"He has these distinctive organizing skills, but also has room to grow in them," said Ellen Somekawa, executive director of Asian Americans United in Philadelphia. "I expect to see him at the center of vibrant ideas about how we make change."
Chen's love is the Chinatown Youth Organizing Project, a group he cofounded to help new immigrants build leadership skills.
In the weeks before the award was announced, Chen was fast reaching a point where he would have to give up his work, bury the activism in his heart, and get a job to pay the bills.
"Now I don't have to think about income," Chen said in an interview. "This fellowship helps me focus on the organizing world, and focus on youth programs."
Peace First cofounder and president Eric Dawson, who was at the ceremony, said society often regards some children as problems, to be medicated or incarcerated, when in fact many work to make their communities more peaceful. Chen stood out for his compassion and courage, Dawson said, "a shining example of what's possible when young people are given opportunity."
People who follow the news know Chen's name from South Philadelphia High and a time when the school was a symbol of anti-Asian violence.
On Dec. 3, 2009, groups of mostly African American students carried out a daylong series of attacks on their Asian peers, most of them recent immigrants. Thirty Asian students were assaulted, and seven went to hospitals.
Chen, a senior, helped lead a contentious eight-day boycott of classes by 50 Asian students, in the process becoming a spokesman for immigrants. He noted that many black youths befriended Asian students, and said blame for the violence lay with school supervisors who had failed in their duties.
The boycott helped spark a federal Justice Department inquiry that led to a settlement in which School District officials agreed to correct "severe and pervasive" racial harassment against Asians.
In 2010, as a senior, Chen was awarded the Princeton Prize in Race Relations from Princeton University for "exceptional and sustained leadership" that encouraged ethnic understanding.
After graduating from Southern, as the school is known, he briefly attended community college while working part-time jobs, always more interested in social causes.
His mother, who works in a factory, and his father, a long-distance bus driver based in Indiana, have never understood their son's activism. They knew that in China, confronting the authorities could be badly, permanently, life-altering.
Neither attended the event at City Hall.

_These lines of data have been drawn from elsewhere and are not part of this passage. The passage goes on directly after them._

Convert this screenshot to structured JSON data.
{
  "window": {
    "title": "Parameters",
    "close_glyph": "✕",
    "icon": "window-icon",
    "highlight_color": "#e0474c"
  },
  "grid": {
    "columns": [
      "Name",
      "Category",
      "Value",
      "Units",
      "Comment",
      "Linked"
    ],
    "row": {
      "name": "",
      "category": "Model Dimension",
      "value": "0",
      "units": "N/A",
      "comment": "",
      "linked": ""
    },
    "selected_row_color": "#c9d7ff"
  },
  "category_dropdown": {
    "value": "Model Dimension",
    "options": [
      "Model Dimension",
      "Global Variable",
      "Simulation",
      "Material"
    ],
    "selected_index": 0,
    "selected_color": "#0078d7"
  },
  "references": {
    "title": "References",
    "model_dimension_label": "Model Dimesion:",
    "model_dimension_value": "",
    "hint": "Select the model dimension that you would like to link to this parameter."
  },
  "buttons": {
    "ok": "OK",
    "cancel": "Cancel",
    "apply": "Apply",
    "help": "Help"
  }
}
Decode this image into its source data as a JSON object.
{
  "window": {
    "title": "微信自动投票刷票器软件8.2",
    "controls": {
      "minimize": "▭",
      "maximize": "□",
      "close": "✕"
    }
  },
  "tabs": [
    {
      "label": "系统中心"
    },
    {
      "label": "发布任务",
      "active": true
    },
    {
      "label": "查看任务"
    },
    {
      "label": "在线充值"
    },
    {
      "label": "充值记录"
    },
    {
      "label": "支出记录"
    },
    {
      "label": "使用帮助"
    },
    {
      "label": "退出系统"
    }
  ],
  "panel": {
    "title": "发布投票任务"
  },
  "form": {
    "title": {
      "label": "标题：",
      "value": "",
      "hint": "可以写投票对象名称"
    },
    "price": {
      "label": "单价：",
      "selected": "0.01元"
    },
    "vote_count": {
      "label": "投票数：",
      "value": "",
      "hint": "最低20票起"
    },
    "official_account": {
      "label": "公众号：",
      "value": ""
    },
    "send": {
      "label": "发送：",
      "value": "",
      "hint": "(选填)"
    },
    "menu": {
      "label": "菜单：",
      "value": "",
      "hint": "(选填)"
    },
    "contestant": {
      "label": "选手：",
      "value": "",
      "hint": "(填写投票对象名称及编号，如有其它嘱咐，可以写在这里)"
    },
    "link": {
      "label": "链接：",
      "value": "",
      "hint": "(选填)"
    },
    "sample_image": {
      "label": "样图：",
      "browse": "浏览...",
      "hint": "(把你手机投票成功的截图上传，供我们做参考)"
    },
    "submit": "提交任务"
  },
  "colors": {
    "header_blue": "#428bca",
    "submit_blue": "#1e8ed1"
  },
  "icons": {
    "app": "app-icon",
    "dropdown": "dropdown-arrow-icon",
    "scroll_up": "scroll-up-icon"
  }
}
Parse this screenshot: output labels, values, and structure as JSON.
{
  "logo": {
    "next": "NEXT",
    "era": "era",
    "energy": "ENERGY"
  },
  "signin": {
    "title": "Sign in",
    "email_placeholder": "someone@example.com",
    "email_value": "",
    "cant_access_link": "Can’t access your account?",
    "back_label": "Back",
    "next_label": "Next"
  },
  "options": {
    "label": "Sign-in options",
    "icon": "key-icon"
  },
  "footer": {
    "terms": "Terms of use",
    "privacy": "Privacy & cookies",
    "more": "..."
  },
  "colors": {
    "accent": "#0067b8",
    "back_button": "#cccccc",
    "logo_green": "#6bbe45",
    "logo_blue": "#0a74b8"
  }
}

Most Fujianese, Chen said, believe that only money will make their children happy and secure.
"I want my life to have a choice," he said. "I may be an immigrant, but I want to choose my life."
Chen was a boy of 9 when his father left China and immigrated to the United States, hoping to assure his children a good future. He worked in construction, sending home money that allowed his family to build a sturdy house in coastal Fujian.
Chen was 16 when he next saw his father - in the United States. He, his mother, and two sisters arrived in 2007, settling in South Philadelphia.
For Chen, his new American life was a school where he struggled to speak English and Asians were taunted and punched. One day, Chen was standing at his locker when he was suddenly slugged in the head.
In response, he formed the Chinese-American Student Association, made it his job to help immigrant youths, and began keeping a notebook in which he recorded details of assaults on Asians.
In the 2009-10 school year, administrators reported 87 violent incidents, including 45 assaults on students. The following year, violence dropped under the direction of new principal Otis Hackney.
Through November of this year, statistics show four violent incidents at Southern. During the same three-month period last year, there were a dozen, including seven assaults.
Chen gets part of the credit for having "made South Philadelphia High School a safer, more welcoming community," Nutter said. "We need more individuals like Wei."
The Peace First prize means more than money. The group provides mentoring and feedback, helping young people like Chen think more deeply about their goals.
"Peace First means a lot to me," Chen said, adding that the award would "support me in learning more and doing more. ... I love making change in my community."
Inquirer staff writer Dylan Purcell contributed to this article.